++++ Supplied records ++++

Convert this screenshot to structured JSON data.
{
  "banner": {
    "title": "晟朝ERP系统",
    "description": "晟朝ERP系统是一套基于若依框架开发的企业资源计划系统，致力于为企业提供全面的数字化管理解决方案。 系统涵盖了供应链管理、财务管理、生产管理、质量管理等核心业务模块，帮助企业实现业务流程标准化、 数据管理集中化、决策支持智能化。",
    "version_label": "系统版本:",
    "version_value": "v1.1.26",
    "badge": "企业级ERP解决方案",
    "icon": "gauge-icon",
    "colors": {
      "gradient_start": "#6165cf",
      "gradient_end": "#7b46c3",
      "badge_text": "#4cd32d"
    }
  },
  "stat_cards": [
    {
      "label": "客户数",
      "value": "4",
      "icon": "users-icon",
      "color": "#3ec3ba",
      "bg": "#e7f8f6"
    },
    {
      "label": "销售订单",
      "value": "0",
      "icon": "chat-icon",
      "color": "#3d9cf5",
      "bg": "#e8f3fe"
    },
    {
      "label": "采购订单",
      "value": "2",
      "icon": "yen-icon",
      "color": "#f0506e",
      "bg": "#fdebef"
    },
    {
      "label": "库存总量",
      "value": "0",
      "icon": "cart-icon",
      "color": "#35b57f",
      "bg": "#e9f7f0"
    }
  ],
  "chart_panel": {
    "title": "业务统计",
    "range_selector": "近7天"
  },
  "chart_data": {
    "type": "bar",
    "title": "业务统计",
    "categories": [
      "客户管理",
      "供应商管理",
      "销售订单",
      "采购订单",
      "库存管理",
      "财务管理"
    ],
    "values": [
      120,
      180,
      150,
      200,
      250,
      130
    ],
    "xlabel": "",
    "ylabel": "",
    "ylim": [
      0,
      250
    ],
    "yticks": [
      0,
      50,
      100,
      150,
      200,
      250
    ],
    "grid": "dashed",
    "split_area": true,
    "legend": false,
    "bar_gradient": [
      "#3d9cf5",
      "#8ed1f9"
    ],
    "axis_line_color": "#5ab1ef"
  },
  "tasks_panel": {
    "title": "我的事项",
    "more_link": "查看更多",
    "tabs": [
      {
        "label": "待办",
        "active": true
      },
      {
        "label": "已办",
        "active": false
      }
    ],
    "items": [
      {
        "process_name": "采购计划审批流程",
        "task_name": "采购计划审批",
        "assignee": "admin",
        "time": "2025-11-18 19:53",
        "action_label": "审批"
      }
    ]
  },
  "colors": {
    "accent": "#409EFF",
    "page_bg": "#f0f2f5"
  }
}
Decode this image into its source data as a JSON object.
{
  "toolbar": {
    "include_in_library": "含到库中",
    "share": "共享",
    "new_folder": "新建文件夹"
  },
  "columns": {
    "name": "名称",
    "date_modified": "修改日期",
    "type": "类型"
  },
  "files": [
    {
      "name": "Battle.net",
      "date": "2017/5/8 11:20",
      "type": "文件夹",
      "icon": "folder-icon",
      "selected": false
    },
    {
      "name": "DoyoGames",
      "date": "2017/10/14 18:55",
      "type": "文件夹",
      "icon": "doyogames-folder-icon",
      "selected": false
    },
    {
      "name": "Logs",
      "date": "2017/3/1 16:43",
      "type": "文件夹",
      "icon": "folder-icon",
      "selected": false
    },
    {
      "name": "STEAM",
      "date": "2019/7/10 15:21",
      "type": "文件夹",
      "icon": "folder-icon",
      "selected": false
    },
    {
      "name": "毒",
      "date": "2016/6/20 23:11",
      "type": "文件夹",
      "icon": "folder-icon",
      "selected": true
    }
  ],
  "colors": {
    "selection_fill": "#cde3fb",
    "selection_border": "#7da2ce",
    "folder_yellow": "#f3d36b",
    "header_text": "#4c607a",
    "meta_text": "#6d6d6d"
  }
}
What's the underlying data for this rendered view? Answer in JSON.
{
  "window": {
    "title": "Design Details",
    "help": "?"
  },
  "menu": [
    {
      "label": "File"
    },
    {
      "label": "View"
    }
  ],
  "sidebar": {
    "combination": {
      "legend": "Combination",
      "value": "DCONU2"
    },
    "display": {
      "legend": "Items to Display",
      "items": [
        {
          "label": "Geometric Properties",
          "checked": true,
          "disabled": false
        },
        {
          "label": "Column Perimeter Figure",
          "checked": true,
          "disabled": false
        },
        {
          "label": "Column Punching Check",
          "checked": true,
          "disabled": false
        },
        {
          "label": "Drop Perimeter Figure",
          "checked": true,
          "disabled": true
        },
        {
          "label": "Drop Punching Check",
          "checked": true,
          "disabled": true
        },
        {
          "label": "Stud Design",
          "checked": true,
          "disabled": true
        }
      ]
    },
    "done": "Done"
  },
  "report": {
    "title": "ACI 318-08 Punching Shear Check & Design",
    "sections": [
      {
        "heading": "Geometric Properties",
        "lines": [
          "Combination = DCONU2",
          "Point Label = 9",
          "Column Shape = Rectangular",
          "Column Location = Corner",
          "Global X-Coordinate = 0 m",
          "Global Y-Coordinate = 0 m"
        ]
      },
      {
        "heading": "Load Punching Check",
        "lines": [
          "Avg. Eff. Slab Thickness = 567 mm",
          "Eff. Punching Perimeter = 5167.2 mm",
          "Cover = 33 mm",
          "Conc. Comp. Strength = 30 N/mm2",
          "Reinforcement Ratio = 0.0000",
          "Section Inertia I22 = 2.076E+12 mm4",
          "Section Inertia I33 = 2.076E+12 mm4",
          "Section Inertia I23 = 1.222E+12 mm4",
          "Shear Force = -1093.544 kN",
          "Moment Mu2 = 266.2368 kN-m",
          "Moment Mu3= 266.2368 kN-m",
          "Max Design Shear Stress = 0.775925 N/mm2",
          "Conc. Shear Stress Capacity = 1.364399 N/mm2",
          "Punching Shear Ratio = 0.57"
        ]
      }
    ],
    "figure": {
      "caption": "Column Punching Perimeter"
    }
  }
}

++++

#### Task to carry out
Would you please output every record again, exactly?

#### Response to the task
Convert this screenshot to structured JSON data.
{
  "banner": {
    "title": "晟朝ERP系统",
    "description": "晟朝ERP系统是一套基于若依框架开发的企业资源计划系统，致力于为企业提供全面的数字化管理解决方案。 系统涵盖了供应链管理、财务管理、生产管理、质量管理等核心业务模块，帮助企业实现业务流程标准化、 数据管理集中化、决策支持智能化。",
    "version_label": "系统版本:",
    "version_value": "v1.1.26",
    "badge": "企业级ERP解决方案",
    "icon": "gauge-icon",
    "colors": {
      "gradient_start": "#6165cf",
      "gradient_end": "#7b46c3",
      "badge_text": "#4cd32d"
    }
  },
  "stat_cards": [
    {
      "label": "客户数",
      "value": "4",
      "icon": "users-icon",
      "color": "#3ec3ba",
      "bg": "#e7f8f6"
    },
    {
      "label": "销售订单",
      "value": "0",
      "icon": "chat-icon",
      "color": "#3d9cf5",
      "bg": "#e8f3fe"
    },
    {
      "label": "采购订单",
      "value": "2",
      "icon": "yen-icon",
      "color": "#f0506e",
      "bg": "#fdebef"
    },
    {
      "label": "库存总量",
      "value": "0",
      "icon": "cart-icon",
      "color": "#35b57f",
      "bg": "#e9f7f0"
    }
  ],
  "chart_panel": {
    "title": "业务统计",
    "range_selector": "近7天"
  },
  "chart_data": {
    "type": "bar",
    "title": "业务统计",
    "categories": [
      "客户管理",
      "供应商管理",
      "销售订单",
      "采购订单",
      "库存管理",
      "财务管理"
    ],
    "values": [
      120,
      180,
      150,
      200,
      250,
      130
    ],
    "xlabel": "",
    "ylabel": "",
    "ylim": [
      0,
      250
    ],
    "yticks": [
      0,
      50,
      100,
      150,
      200,
      250
    ],
    "grid": "dashed",
    "split_area": true,
    "legend": false,
    "bar_gradient": [
      "#3d9cf5",
      "#8ed1f9"
    ],
    "axis_line_color": "#5ab1ef"
  },
  "tasks_panel": {
    "title": "我的事项",
    "more_link": "查看更多",
    "tabs": [
      {
        "label": "待办",
        "active": true
      },
      {
        "label": "已办",
        "active": false
      }
    ],
    "items": [
      {
        "process_name": "采购计划审批流程",
        "task_name": "采购计划审批",
        "assignee": "admin",
        "time": "2025-11-18 19:53",
        "action_label": "审批"
      }
    ]
  },
  "colors": {
    "accent": "#409EFF",
    "page_bg": "#f0f2f5"
  }
}
Decode this image into its source data as a JSON object.
{
  "toolbar": {
    "include_in_library": "含到库中",
    "share": "共享",
    "new_folder": "新建文件夹"
  },
  "columns": {
    "name": "名称",
    "date_modified": "修改日期",
    "type": "类型"
  },
  "files": [
    {
      "name": "Battle.net",
      "date": "2017/5/8 11:20",
      "type": "文件夹",
      "icon": "folder-icon",
      "selected": false
    },
    {
      "name": "DoyoGames",
      "date": "2017/10/14 18:55",
      "type": "文件夹",
      "icon": "doyogames-folder-icon",
      "selected": false
    },
    {
      "name": "Logs",
      "date": "2017/3/1 16:43",
      "type": "文件夹",
      "icon": "folder-icon",
      "selected": false
    },
    {
      "name": "STEAM",
      "date": "2019/7/10 15:21",
      "type": "文件夹",
      "icon": "folder-icon",
      "selected": false
    },
    {
      "name": "毒",
      "date": "2016/6/20 23:11",
      "type": "文件夹",
      "icon": "folder-icon",
      "selected": true
    }
  ],
  "colors": {
    "selection_fill": "#cde3fb",
    "selection_border": "#7da2ce",
    "folder_yellow": "#f3d36b",
    "header_text": "#4c607a",
    "meta_text": "#6d6d6d"
  }
}
What's the underlying data for this rendered view? Answer in JSON.
{
  "window": {
    "title": "Design Details",
    "help": "?"
  },
  "menu": [
    {
      "label": "File"
    },
    {
      "label": "View"
    }
  ],
  "sidebar": {
    "combination": {
      "legend": "Combination",
      "value": "DCONU2"
    },
    "display": {
      "legend": "Items to Display",
      "items": [
        {
          "label": "Geometric Properties",
          "checked": true,
          "disabled": false
        },
        {
          "label": "Column Perimeter Figure",
          "checked": true,
          "disabled": false
        },
        {
          "label": "Column Punching Check",
          "checked": true,
          "disabled": false
        },
        {
          "label": "Drop Perimeter Figure",
          "checked": true,
          "disabled": true
        },
        {
          "label": "Drop Punching Check",
          "checked": true,
          "disabled": true
        },
        {
          "label": "Stud Design",
          "checked": true,
          "disabled": true
        }
      ]
    },
    "done": "Done"
  },
  "report": {
    "title": "ACI 318-08 Punching Shear Check & Design",
    "sections": [
      {
        "heading": "Geometric Properties",
        "lines": [
          "Combination = DCONU2",
          "Point Label = 9",
          "Column Shape = Rectangular",
          "Column Location = Corner",
          "Global X-Coordinate = 0 m",
          "Global Y-Coordinate = 0 m"
        ]
      },
      {
        "heading": "Load Punching Check",
        "lines": [
          "Avg. Eff. Slab Thickness = 567 mm",
          "Eff. Punching Perimeter = 5167.2 mm",
          "Cover = 33 mm",
          "Conc. Comp. Strength = 30 N/mm2",
          "Reinforcement Ratio = 0.0000",
          "Section Inertia I22 = 2.076E+12 mm4",
          "Section Inertia I33 = 2.076E+12 mm4",
          "Section Inertia I23 = 1.222E+12 mm4",
          "Shear Force = -1093.544 kN",
          "Moment Mu2 = 266.2368 kN-m",
          "Moment Mu3= 266.2368 kN-m",
          "Max Design Shear Stress = 0.775925 N/mm2",
          "Conc. Shear Stress Capacity = 1.364399 N/mm2",
          "Punching Shear Ratio = 0.57"
        ]
      }
    ],
    "figure": {
      "caption": "Column Punching Perimeter"
    }
  }
}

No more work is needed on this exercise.